As a NYC native and given my involvement with nonprofits there, The People’s Forum served as a socialist educational center for myself and many others looking for accessible progressive information. This summer, the organization put together a summer learning series which comprised of lectures centered on books, progressive movements in other countries, and documentary films. One of the films presented as a part of their series in the documentary short “Berta Didn’t Die, She Multiplied!” named after the chant that began by the movement left behind after Honduran activist Berta Caceres was murdered by the state.
This was my first time hearing of Berta Caceres, something that shocks me given that I’ve completed an entire graduate Latin American Studies program, but once again, the scarcity of information and devotion to the issues pertaining to the this particular land interferes with exposure. From the very beginning, the film’s direction and the video clips of Berta giving speeches brought me to tears. It’s hard to hear the passion and leadership this woman possessed, and to know it is no longer a part of this world.

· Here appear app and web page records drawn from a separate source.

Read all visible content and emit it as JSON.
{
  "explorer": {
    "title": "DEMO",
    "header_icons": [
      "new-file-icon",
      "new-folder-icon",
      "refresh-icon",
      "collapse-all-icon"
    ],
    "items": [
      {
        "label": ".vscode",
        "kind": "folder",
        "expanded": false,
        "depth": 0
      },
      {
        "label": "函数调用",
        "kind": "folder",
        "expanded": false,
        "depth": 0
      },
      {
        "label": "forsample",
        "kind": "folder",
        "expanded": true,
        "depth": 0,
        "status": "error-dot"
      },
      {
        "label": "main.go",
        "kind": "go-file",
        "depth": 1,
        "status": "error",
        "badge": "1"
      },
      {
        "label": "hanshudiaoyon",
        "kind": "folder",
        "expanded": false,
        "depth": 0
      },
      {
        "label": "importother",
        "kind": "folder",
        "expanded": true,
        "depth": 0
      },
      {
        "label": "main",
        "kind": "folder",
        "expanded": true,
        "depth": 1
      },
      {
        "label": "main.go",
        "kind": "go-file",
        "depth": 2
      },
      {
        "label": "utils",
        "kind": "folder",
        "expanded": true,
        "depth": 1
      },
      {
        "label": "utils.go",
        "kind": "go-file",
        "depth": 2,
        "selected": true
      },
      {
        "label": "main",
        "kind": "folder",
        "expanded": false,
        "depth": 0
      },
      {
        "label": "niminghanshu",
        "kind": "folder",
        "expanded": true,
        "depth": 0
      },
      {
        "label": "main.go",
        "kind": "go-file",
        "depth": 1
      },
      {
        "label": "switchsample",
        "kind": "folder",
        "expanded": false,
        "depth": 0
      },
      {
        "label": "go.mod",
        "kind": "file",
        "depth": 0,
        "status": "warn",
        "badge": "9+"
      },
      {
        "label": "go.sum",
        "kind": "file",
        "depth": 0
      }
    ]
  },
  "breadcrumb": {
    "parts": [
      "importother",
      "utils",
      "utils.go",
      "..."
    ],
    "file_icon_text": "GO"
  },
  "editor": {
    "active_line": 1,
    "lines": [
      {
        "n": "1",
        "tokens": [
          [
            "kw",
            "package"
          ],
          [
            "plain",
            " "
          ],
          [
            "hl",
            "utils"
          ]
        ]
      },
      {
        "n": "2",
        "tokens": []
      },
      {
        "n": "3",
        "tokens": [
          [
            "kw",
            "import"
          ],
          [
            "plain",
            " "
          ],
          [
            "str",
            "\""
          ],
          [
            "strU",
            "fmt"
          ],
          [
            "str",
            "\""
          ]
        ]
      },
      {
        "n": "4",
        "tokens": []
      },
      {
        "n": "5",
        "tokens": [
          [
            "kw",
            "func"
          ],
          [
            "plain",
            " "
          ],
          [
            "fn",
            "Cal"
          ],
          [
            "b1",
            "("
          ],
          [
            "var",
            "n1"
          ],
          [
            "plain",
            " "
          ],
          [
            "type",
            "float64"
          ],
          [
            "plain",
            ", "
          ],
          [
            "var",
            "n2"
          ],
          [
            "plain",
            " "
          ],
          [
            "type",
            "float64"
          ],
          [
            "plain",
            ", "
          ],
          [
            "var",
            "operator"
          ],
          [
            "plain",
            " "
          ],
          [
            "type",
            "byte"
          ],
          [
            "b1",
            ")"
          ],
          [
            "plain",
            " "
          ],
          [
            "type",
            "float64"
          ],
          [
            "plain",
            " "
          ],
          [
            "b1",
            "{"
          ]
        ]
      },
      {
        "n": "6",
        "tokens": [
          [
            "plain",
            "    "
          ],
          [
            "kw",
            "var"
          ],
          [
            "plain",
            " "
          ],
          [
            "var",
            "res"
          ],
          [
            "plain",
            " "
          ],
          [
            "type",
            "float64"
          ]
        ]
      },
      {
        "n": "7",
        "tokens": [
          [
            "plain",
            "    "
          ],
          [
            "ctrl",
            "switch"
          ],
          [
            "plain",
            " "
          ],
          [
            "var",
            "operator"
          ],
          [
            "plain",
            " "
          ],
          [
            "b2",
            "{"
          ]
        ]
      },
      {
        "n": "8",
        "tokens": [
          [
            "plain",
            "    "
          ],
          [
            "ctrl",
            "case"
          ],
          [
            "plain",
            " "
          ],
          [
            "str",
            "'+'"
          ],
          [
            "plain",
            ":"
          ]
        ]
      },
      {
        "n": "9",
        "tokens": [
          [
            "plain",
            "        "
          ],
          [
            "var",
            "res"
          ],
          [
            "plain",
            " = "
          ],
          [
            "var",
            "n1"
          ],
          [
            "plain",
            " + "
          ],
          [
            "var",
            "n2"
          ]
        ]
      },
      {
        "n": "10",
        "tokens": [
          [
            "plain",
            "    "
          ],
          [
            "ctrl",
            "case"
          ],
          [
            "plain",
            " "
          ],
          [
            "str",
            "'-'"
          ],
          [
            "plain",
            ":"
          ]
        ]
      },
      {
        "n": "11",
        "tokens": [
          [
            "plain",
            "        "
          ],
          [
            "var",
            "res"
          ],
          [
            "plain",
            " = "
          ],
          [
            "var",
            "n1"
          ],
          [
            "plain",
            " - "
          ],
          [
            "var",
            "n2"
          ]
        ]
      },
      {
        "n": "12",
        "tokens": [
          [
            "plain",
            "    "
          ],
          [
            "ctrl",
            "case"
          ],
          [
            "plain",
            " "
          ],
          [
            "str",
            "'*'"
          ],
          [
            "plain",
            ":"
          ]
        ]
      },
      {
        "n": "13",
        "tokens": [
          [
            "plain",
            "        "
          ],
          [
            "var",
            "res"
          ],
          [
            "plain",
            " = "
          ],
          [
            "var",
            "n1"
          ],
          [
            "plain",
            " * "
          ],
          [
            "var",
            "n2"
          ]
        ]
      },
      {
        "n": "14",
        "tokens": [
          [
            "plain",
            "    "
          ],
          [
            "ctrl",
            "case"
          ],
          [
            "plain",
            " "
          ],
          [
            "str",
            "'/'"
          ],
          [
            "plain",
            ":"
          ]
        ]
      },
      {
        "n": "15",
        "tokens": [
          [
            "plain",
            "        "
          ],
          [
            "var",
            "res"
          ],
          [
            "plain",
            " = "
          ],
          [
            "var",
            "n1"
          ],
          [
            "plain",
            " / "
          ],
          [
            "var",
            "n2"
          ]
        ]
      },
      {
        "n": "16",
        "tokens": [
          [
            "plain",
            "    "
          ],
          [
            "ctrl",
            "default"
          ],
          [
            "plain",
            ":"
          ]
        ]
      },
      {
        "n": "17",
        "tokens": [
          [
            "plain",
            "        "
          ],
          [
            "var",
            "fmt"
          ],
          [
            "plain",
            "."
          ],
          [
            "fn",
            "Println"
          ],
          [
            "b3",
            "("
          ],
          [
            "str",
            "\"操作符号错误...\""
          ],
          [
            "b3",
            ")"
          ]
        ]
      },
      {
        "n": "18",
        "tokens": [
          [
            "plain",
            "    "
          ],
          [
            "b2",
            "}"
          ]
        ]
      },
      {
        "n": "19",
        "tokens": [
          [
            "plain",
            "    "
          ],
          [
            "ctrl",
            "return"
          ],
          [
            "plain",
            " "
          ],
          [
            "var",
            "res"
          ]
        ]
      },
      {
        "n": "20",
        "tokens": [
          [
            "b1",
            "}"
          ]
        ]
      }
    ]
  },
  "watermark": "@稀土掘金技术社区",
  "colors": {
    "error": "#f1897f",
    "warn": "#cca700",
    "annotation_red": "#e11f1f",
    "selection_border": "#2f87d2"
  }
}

The film goes on to chronicle the ongoing struggle over land by the Indigenous Lenca peoples as well as the Afro-Indigenous Garifuna peoples. Caceres was an active Indigenous voice fighting against the investment of banks who were actively stealing and burning down Indigenous communities to take away land that had been given to them by previous president Manuel Bonilla.
At the time of her murder, Caceres was fighting against a dam that was to be built in a river that was a part of the Lenca people’s land. As Gaspar Sanchez, the coordinator of LGBT and Equal Rights in at the COPINH (Civic Council of Popular and Indigenous Organizations of Honduras) states, “We feel we are a part of nature, not that nature belongs to us because that is the ideology that capitalism has come to impose, that nature belongs to them. Something that we always value at COPIHN is, the spiritual part which after all is the one that has helped us and continues to give us strength to continue fighting.”
The Guardian highlights Caceres‘ murderer as being Roberto David Castillo, the owner of the company that was to build the dam in the river belonging to the Lenca peoples. The same dam Berta was fighting against when she was murdered.
Castillo is an ex US military member, and studied the fundamentals of war, tactics and weaponry during his time at West Point. This training by US military influenced the track his life would take, ultimately using this learned violence and force to commit murder.
The film does an incredible job at highlighting some of the key members who continue the fight that Berta influenced, and show the way that she continues to live through her legacy beyond death. The documentary is a short 30 minutes, but leaves the viewer with enough information to want to learn more about the indigenous struggle and history of corrupt violence in part by the State in Honduras.
To avoid giving all of the information away, I urge you to watch it below. Vimeo has the entire documentary, which we have included. I also recommend follow The People’s Forum for all of the valuable educational resources they provide.